*PROBLEM*
From the data that follows, copy every line holding the string "icon".

*DATA FOR THE TASK*
########
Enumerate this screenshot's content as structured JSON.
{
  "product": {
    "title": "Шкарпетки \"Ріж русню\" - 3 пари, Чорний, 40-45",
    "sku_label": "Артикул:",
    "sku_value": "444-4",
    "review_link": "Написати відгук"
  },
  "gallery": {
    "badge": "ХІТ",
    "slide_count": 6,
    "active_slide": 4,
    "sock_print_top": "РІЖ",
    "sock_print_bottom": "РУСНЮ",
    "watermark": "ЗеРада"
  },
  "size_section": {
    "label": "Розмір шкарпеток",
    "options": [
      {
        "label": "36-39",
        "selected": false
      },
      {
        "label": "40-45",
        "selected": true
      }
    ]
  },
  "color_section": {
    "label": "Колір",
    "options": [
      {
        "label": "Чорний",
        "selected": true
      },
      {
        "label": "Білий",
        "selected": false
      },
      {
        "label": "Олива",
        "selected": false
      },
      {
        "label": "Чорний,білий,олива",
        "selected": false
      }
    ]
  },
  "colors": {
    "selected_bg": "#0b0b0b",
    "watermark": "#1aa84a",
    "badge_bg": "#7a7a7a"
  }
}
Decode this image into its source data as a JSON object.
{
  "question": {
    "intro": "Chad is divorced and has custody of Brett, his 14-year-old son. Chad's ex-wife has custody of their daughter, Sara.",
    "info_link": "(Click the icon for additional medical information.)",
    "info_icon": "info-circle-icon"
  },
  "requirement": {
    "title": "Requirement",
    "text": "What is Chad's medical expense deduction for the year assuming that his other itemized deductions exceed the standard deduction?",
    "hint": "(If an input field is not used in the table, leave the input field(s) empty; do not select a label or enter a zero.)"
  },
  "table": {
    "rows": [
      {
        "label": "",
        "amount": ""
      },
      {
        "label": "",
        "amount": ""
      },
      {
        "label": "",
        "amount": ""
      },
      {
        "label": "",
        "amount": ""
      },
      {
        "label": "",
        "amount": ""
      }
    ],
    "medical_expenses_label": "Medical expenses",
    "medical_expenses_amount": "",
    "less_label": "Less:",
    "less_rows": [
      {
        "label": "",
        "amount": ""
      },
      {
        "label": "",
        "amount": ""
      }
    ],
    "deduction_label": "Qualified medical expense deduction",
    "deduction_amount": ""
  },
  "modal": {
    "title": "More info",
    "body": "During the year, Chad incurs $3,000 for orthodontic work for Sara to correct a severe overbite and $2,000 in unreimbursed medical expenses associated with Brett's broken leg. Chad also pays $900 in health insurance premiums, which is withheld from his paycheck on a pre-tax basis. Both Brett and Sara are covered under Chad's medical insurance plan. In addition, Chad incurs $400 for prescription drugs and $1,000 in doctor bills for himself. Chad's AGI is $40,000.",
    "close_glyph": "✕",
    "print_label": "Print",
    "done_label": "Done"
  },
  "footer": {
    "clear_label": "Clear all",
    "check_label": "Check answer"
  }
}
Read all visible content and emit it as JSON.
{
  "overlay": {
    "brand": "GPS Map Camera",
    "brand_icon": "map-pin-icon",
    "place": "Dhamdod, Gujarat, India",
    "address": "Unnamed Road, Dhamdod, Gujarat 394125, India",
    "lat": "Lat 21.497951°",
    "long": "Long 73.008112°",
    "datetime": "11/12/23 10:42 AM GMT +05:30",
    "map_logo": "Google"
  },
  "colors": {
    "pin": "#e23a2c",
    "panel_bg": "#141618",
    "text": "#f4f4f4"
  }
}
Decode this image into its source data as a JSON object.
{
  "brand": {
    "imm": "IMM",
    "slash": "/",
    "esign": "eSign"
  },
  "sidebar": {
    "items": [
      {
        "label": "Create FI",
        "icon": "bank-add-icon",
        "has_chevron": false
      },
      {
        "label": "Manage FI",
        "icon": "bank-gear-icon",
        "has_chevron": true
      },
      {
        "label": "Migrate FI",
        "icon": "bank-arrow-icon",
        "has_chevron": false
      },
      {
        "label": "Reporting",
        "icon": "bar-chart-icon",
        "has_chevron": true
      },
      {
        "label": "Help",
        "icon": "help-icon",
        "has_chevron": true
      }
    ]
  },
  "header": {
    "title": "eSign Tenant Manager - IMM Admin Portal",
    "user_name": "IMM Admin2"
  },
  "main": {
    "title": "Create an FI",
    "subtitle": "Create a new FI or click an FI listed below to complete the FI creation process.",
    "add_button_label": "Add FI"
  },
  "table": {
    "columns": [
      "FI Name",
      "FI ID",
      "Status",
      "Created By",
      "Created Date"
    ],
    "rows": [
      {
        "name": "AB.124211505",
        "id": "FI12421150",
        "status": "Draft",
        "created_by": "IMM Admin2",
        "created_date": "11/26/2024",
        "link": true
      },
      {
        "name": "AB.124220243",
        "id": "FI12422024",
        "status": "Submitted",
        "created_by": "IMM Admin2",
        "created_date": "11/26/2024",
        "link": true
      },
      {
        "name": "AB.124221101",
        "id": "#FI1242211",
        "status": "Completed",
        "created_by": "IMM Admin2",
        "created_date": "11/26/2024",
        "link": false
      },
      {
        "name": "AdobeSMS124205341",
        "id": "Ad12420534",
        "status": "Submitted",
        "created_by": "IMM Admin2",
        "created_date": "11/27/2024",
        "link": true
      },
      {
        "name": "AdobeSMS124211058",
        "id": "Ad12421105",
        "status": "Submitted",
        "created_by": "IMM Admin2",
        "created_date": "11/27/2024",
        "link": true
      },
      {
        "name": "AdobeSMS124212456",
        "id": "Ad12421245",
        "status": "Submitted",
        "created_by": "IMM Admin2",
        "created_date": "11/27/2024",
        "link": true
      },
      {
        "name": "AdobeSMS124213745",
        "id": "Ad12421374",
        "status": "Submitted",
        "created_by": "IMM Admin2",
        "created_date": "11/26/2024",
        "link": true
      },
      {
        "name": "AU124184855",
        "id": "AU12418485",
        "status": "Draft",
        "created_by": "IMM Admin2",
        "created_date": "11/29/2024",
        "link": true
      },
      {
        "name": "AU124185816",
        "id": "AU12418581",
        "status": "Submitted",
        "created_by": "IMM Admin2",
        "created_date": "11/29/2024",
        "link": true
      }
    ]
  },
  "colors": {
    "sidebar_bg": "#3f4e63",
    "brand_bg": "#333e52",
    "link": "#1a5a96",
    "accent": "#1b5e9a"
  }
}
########
*WRITTEN ANSWER*
    "info_link": "(Click the icon for additional medical information.)",
    "info_icon": "info-circle-icon"
    "brand_icon": "map-pin-icon",
        "icon": "bank-add-icon",
        "icon": "bank-gear-icon",
        "icon": "bank-arrow-icon",
        "icon": "bar-chart-icon",
        "icon": "help-icon",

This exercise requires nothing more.